If the weather and sea conditions are too severe, you may not be allowed to even stand on the observation pedestal at a farther distance, let alone the railing right beside the hole.
A short walk from a tiny parking space on the right side of the road is required to arrive at the cliff. You’ll encounter a striking scene with the open blue ocean on the right and the Newport Cove and Sand Beach on the left.
Otter Cliff also marks the end of the Ocean Trail that I mentioned earlier. If you took the trail to reach here, you might see a section of the rocks where a few adventurers maybe rock climbing.
Side Street Cafe
A long exhausting day, ha? Then, you definitely need some lip-smacking and gut satisfying dinner. Head to Side Street Cafe in Bar Harbor to savor the scrumptious food and enjoy the hip ambiance.
The town of Bar Harbor
Spend the morning of your last day exploring Bar Harbor. Take a walk on the Main street with some occasional wandering into the side streets, and you’ll spot local eateries, souvenir stores, ice cream shops, art galleries, museums, and much more.
This small town has a variety of activities to choose from, all of which are listed on this website. Whale watching, seaplane rides, kayaking trips, cultural tours; this little town has got it all.
Occasionally at the main harbor, you may spot a majestic cruise drop or board their patrons which determines how crowded the town will be on that day.
After visiting the commercialized yet charming town of Bar Harbor, how about seeing a sparsely populated part of Acadia with equally, if not more, picturesque nature trails and landscapes?
About 40 miles away from the park, the Schoodic Peninsula is the only part of Acadia that is in the mainland. If you have an extra day, consider camping at the Schoodic Woods Campgrounds for an ultimate close-to-nature experience.
For those just visiting, drive around the quiet Schoodic Loop road and stop at the following points to soak in this peninsula’s beauty.
Pick some lunch on your way to the Schoodic Peninsula and have it at the Frazer Point. You can picnic at this first stop along the loop road or simply enjoy the calmness of the surrounding harbor.
Next stop is the highest point of the peninsula (only 440 feet though) from where you can see the forests and lands of the peninsula as well as the surrounding islands.
Schoodic Head can be reached via a short hike through some rocky granites. There are several trails around this area if you’ve got more time to explore.
This is the perfect spot to end your Acadia trip. You’ll have the sight of the Cadillac Mountain and the Bar Harbor shore to yourself.

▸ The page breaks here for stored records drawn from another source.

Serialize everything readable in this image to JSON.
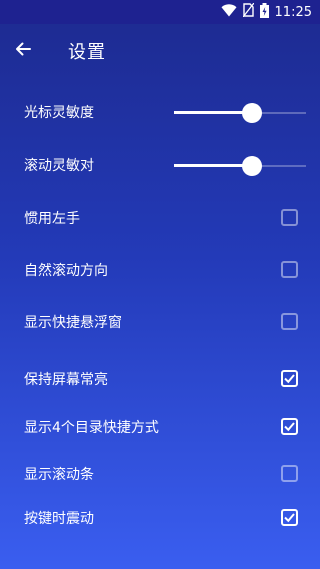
{
  "status_bar": {
    "time": "11:25",
    "icons": [
      "wifi-icon",
      "no-sim-icon",
      "battery-charging-icon"
    ]
  },
  "header": {
    "back_icon": "arrow-left-icon",
    "title": "设置"
  },
  "settings": {
    "sliders": [
      {
        "label": "光标灵敏度",
        "value_fraction": 0.59
      },
      {
        "label": "滚动灵敏对",
        "value_fraction": 0.59
      }
    ],
    "options": [
      {
        "label": "惯用左手",
        "checked": false
      },
      {
        "label": "自然滚动方向",
        "checked": false
      },
      {
        "label": "显示快捷悬浮窗",
        "checked": false
      },
      {
        "label": "保持屏幕常亮",
        "checked": true
      },
      {
        "label": "显示4个目录快捷方式",
        "checked": true
      },
      {
        "label": "显示滚动条",
        "checked": false
      },
      {
        "label": "按键时震动",
        "checked": true
      }
    ]
  },
  "colors": {
    "background_top": "#1d2a8f",
    "background_bottom": "#3a5ef0",
    "status_bar": "#1e2290",
    "foreground": "#ffffff"
  }
}
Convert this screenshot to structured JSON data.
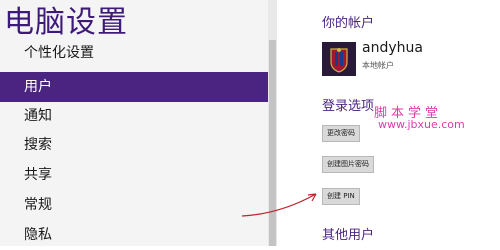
{
  "left": {
    "title": "电脑设置",
    "items": [
      {
        "label": "个性化设置",
        "active": false
      },
      {
        "label": "用户",
        "active": true
      },
      {
        "label": "通知",
        "active": false
      },
      {
        "label": "搜索",
        "active": false
      },
      {
        "label": "共享",
        "active": false
      },
      {
        "label": "常规",
        "active": false
      },
      {
        "label": "隐私",
        "active": false
      }
    ]
  },
  "right": {
    "your_account": "你的帐户",
    "username": "andyhua",
    "account_type": "本地帐户",
    "login_options": "登录选项",
    "change_password": "更改密码",
    "create_picture_password": "创建图片密码",
    "create_pin": "创建 PIN",
    "other_users": "其他用户"
  },
  "watermark": {
    "text": "脚本学堂",
    "url": "www.jbxue.com"
  },
  "colors": {
    "accent": "#4b2482",
    "title": "#3d1a78",
    "watermark": "#e03aa8",
    "arrow": "#c0202a"
  }
}
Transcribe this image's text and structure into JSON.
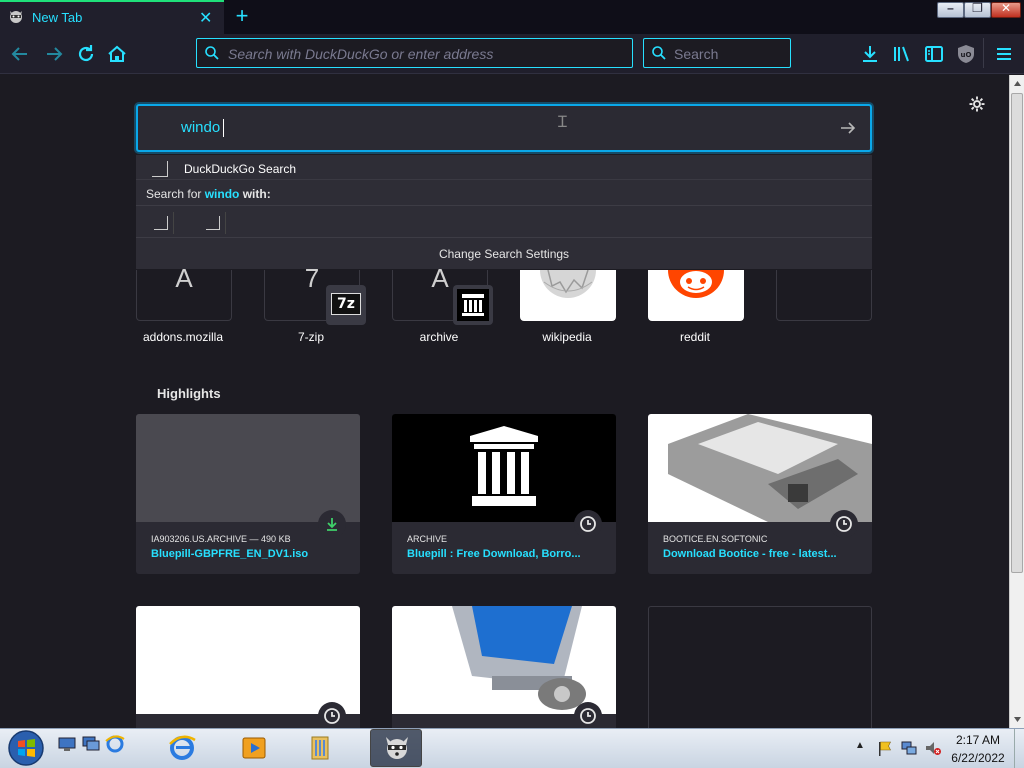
{
  "browser": {
    "tab_title": "New Tab",
    "tab_close": "✕",
    "new_tab": "+",
    "urlbar_placeholder": "Search with DuckDuckGo or enter address",
    "searchbar_placeholder": "Search"
  },
  "search": {
    "value": "windo",
    "engine_label": "DuckDuckGo Search",
    "search_for_prefix": "Search for ",
    "search_for_query": "windo",
    "search_for_suffix": " with:",
    "change_settings": "Change Search Settings"
  },
  "top_sites": [
    {
      "label": "addons.mozilla",
      "letter": "A"
    },
    {
      "label": "7-zip",
      "letter": "7"
    },
    {
      "label": "archive",
      "letter": "A"
    },
    {
      "label": "wikipedia",
      "letter": ""
    },
    {
      "label": "reddit",
      "letter": ""
    },
    {
      "label": "",
      "letter": ""
    }
  ],
  "highlights": {
    "title": "Highlights",
    "cards": [
      {
        "host": "IA903206.US.ARCHIVE — 490 KB",
        "title": "Bluepill-GBPFRE_EN_DV1.iso"
      },
      {
        "host": "ARCHIVE",
        "title": "Bluepill : Free Download, Borro..."
      },
      {
        "host": "BOOTICE.EN.SOFTONIC",
        "title": "Download Bootice - free - latest..."
      }
    ]
  },
  "taskbar": {
    "time": "2:17 AM",
    "date": "6/22/2022"
  },
  "colors": {
    "accent": "#27e0ff",
    "tab_indicator": "#1fe07a",
    "focus_border": "#0aa8ea",
    "reddit": "#ff4500"
  }
}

The unique thing about this place is the collection of massive chunks of dark basalt. It is a volcanic rock that forms the coastline of the southern tip of this peninsula.
Leave enough room in your schedule to arrive at the Boston airport for your return flight, in case you’re flying back. The road from Acadia to I-95 (a major highway on the East Coast) is single-laned in each direction and can be heavily trafficked at the end of long weekends.
Bonus #TravelSmart Tips
Park at Hulls Cove Visitor Center and ride the shuttle
Hulls Cove is the most visited and easily accessible visitor center of the park.
If you don’t want to drive around the park, you can leave your car in the large parking lot at this visitor center and board on an island shuttle that stops at several points of the park.
To cover the park entirely, you’ll have to hop on to the shuttles of other routes from the common junctions. Click here to obtain more information about the shuttle.
Route 4 of the shuttle service covers the Park Loop road, the most heavily trafficked road in Acadia. Click here to see the schedule.
Note that the shuttle only operates between June and October.
I assure you that you’ll be weak-kneed at the end of this extra-long weekend trip, probably the kind in which you’re tired but unquestionably the type in which you’re left in awe of what you just experienced.
Be it spring, summer, or fall, this small national park has so much to offer. Share your comments to let us know about your Acadian experience. Happy Exploring!